Surprisingly, I was fairly well prepared for living independently and setting my own routine. However, what I was not prepared for was figuring out how to juggle a social life with academics. A late bloomer, introverted, and naturally anxious, I’ve always struggled with socializing effectively. Not to mention that when it comes to schoolwork I tend to get tunnel vision. Never one to wait till the last minute to do anything, my homework often took precedence over going to campus events and hanging out with other people.
My schedule didn’t help either, with a senior capstone on top of three other classes that demanded a lot of reading that I wasn’t willing to skim or skip, I felt major pressure to do everything to the fullest extent. Looking back, as someone about to graduate it wasn’t ideal, with the whole semester feeling like one major adjustment period. A good chunk of my semester was spent writing, reading, and researching in the library like a hermit, October through November, telling myself that I just needed to get through one more week and the stress would wear off.

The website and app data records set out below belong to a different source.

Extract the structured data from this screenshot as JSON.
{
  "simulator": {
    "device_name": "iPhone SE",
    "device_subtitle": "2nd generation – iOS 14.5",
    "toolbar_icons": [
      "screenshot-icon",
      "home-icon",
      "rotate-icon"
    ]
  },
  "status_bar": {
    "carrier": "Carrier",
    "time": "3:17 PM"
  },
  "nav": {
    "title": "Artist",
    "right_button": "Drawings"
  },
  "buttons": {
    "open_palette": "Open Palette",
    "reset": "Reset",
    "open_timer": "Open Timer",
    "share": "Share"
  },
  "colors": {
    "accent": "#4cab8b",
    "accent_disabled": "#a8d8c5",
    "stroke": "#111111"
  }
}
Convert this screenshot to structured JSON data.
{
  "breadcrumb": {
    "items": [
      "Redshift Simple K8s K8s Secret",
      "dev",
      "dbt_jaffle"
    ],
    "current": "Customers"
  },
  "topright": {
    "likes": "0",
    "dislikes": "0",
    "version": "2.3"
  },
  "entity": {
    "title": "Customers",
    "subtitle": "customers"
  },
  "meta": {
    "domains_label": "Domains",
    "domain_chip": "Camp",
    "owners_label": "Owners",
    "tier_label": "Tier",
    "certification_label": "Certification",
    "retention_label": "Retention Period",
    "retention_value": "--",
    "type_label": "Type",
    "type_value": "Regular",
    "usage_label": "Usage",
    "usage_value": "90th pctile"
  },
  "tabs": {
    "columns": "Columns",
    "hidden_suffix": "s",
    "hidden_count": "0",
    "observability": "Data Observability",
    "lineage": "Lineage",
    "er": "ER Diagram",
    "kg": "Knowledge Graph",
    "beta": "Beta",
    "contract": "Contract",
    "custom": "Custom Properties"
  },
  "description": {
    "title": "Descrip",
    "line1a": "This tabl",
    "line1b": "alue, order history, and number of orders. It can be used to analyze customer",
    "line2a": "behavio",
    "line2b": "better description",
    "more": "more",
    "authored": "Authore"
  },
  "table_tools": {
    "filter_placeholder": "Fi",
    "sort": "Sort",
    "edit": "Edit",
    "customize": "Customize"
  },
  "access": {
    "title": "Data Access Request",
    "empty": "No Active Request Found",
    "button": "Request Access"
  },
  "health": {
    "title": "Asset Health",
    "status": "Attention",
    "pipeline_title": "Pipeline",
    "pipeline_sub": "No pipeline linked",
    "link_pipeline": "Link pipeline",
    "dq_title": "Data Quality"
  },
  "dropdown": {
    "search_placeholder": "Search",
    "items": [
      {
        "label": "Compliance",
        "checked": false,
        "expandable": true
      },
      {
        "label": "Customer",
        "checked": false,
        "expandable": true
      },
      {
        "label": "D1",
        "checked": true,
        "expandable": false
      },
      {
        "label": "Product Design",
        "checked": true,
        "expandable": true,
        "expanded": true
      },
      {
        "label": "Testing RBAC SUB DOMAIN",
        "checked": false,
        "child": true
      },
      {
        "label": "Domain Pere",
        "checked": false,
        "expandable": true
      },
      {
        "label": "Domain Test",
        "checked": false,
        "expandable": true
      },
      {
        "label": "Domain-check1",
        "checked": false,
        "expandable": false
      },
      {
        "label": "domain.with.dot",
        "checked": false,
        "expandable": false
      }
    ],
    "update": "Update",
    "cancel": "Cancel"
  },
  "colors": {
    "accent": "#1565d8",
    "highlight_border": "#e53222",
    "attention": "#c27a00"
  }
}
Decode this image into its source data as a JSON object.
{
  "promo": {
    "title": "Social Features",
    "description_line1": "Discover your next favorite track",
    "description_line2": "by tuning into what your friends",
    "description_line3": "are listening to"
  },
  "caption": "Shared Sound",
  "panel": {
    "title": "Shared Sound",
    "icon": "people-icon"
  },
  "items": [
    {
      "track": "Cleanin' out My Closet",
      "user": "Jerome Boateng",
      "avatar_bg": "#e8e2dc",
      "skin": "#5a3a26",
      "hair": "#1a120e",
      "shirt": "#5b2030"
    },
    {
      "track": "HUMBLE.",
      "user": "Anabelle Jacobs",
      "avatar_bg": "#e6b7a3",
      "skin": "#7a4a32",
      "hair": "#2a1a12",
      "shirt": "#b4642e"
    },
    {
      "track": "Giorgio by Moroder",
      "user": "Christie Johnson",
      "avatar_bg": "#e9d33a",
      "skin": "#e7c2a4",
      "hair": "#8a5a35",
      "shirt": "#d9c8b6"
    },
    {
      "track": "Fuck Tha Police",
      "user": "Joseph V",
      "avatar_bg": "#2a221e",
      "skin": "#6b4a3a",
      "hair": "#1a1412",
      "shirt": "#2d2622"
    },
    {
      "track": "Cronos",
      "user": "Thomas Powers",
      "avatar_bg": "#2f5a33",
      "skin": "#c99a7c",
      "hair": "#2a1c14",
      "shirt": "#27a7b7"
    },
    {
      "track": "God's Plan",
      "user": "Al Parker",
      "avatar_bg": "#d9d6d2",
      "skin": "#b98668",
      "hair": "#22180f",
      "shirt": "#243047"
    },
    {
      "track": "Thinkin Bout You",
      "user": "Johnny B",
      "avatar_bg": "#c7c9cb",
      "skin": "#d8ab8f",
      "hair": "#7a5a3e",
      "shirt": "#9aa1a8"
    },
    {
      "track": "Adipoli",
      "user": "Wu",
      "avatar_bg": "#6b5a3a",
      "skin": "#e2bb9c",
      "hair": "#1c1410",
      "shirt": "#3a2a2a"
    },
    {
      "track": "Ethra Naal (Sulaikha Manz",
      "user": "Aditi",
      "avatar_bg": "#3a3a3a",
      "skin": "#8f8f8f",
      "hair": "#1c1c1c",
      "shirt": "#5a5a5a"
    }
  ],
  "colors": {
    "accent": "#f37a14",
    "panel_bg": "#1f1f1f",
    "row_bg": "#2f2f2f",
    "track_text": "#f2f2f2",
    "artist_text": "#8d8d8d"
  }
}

That’s not to say there weren’t any good times sprinkled into the emotionally messy cake that was the fall semester. Between the transfer student A’s game, and the Intercultural Center’s dance Bring Back the 90’s, there were a couple amazing moments. These minor events improved my mental health and were my first insights into the importance of socializing and getting out beyond my dorm and library.
Thankfully, things improved greatly with the coming of the spring semester, with a lighter load and different mindset I felt more open to the experiences Saint Mary’s had to offer, including actually having a social life. Even if it was just a quick late night dinner, drinks at Roundup, or a jog around Moraga, it was a world of a difference compared to last semester. Compared to the fall the events the spring semester offered seem to explode in amount and variety, piquing my interest and attention. The student-run events were spectacular, from the APASA Night Market to the Cultural Nights. But the one event that stands out the most to me still was the Angel Island excursion offered by CAB. Though the original event promised a hike and got sidetracked by the weather, I still got to ride a ferry for the first time and explored a bustling San Francisco farmer’s market with a friend, heading back to campus with a free book and free lunch.
This all led to a major improvement in my mental health, getting more involved with clubs made me realize just how greatly they can improve your social life, and how academics shouldn’t be overly prioritized, since socializing is equally as important for developing into a well rounded adult.
Overall, my time at Saint Mary’s may have been brief, and the lessons I learned may have come a little too late, but I’m thankful for the good memories I was able to make in the short time I was here.
Ryan Ford '23,